The Canada Health Act (CHA) Is the federal legislation that governs Canada’s publicly funded health care insurance, otherwise referred to as Medicare. The key word is insurance. The CHA does not require that medical and hospital services be delivered by public or non-profit providers. It only requires that however insured services are provided, by the public or private sector, that the cost of those services be covered by provinces without financial barriers, and particularly without direct charges at the point of service for such services.
Over the years, Canadians who prefer not only public insurance for health services, but also publicly owned delivery of health services, have often conflated the two in a well meaning attempt, arguably in keeping with the spirit if not the letter of the CHA, to promote public sector delivery, and to discourage any enlarging of the role that the for-profit private sector already plays in the delivery of publicly insured services.
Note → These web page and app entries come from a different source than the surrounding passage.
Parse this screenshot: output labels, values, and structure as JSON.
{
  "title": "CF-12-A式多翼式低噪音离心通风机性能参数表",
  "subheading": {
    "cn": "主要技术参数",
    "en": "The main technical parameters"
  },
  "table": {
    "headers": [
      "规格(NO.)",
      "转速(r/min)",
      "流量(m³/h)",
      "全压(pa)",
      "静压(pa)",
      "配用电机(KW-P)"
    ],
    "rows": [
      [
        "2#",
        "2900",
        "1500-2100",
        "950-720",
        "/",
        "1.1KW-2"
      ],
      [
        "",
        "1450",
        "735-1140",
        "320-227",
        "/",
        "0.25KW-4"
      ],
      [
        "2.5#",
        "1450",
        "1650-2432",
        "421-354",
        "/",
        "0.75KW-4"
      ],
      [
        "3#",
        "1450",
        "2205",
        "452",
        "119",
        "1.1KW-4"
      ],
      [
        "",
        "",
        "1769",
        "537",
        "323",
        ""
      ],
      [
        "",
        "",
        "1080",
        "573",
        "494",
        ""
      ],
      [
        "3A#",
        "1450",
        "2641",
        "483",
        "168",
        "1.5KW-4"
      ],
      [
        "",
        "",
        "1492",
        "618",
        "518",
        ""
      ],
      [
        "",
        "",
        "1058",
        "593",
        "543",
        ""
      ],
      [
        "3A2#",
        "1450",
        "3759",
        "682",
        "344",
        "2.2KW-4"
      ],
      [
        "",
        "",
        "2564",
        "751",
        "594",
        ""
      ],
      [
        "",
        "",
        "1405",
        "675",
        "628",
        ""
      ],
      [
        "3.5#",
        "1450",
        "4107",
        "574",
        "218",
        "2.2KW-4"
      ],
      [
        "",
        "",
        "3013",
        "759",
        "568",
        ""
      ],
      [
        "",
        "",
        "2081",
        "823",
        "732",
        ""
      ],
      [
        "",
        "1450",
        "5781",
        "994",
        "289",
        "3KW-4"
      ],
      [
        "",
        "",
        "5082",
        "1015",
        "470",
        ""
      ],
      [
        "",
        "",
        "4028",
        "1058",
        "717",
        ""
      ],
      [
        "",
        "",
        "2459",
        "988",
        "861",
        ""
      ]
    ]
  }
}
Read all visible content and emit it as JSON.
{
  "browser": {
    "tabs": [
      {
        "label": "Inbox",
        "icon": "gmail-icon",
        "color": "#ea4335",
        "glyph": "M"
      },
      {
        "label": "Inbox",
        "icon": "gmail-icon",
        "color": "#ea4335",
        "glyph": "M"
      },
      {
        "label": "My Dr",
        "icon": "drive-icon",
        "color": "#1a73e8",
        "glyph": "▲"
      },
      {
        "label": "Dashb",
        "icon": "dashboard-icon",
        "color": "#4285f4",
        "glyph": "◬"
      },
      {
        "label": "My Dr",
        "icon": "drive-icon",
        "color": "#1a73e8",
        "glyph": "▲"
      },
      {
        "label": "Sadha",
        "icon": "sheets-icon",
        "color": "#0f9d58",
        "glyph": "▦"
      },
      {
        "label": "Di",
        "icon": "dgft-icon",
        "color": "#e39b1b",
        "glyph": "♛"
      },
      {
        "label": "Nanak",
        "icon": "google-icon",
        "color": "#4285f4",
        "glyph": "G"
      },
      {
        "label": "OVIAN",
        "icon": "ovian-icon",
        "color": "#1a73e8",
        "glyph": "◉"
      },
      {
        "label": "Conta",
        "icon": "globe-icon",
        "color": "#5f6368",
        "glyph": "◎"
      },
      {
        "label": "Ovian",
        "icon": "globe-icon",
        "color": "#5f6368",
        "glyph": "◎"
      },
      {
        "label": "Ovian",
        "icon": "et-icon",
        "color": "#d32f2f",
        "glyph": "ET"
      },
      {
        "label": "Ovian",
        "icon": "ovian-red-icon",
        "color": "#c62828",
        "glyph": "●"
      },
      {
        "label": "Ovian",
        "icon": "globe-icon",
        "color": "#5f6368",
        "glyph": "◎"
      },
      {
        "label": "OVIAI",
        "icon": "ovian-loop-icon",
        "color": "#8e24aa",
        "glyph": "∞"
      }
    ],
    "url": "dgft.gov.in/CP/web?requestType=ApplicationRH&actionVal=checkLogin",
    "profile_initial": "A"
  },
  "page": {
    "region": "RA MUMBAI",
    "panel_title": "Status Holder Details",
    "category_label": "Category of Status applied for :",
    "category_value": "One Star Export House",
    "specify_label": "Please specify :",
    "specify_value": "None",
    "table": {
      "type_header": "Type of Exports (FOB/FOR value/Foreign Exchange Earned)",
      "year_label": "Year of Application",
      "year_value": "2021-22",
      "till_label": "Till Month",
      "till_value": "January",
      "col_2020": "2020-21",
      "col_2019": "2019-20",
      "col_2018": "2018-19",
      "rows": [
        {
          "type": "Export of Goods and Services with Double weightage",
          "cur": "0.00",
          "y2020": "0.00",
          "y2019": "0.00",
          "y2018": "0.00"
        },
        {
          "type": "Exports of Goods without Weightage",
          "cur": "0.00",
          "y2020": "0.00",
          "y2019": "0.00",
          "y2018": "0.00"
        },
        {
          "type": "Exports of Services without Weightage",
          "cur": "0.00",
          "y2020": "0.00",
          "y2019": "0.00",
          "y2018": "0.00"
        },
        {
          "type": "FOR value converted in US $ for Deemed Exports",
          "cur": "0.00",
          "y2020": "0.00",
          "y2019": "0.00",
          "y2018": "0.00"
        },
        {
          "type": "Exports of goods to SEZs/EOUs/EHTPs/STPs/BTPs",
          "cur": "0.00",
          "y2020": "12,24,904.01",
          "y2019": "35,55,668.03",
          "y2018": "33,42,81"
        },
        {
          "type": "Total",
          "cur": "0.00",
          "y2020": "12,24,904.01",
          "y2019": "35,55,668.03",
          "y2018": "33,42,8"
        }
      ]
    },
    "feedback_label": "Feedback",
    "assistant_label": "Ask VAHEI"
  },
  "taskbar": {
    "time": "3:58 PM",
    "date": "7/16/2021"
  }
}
The challenge with this approach arises sometimes when there is a debate about Medicare. Conservative Leader Erin O’Toole repeatedly says he supports the Canada Health Act. The problem is that to the extent that Canadians have accepted the conflation of public insurance of health services and public delivery of health services, they can be falsely re-assured about Tory intentions.
For better or worse, mostly worse, there is lots of room within the CHA for expanding the privatization of the delivery of health care services that at present are publicly delivered. Which is what it seems Erin O’Toole is talking about when he touts innovations and partnerships in health care delivery, while confessing his support for the Canada Health Act. If he is elected, It is a promise he might even keep, because he no doubt knows, unlike those who conflate insurance and delivery, that the Canada Health Act doesn’t actually stand in his way. Only Canadians who wish the profit motive to be less rather than more entangled with the delivery of health care can do that.
Finally, to those of us who might be thinking that if the Canada Health Act permits the private for-profit delivery of health care services, then what’s the problem with more of it. This is where the threat of a two tier health care system enters the argument. This is because the more privatization there is, the more the infrastructure for a two tier health care system is put in place. It’s important not to let our publicly funded health care insurance plan finance its replacement by creating the infrastructure for two health care tiers, one for the general public, and a private one for those who can afford it. For those who would ultimately like to see such a system, privatizing more of the delivery of the health services in the current single public tier could well be an important step along the way.
Bill Blaikie is a former MLA and MP from Winnipeg and is a board member of the Broadbent Institute.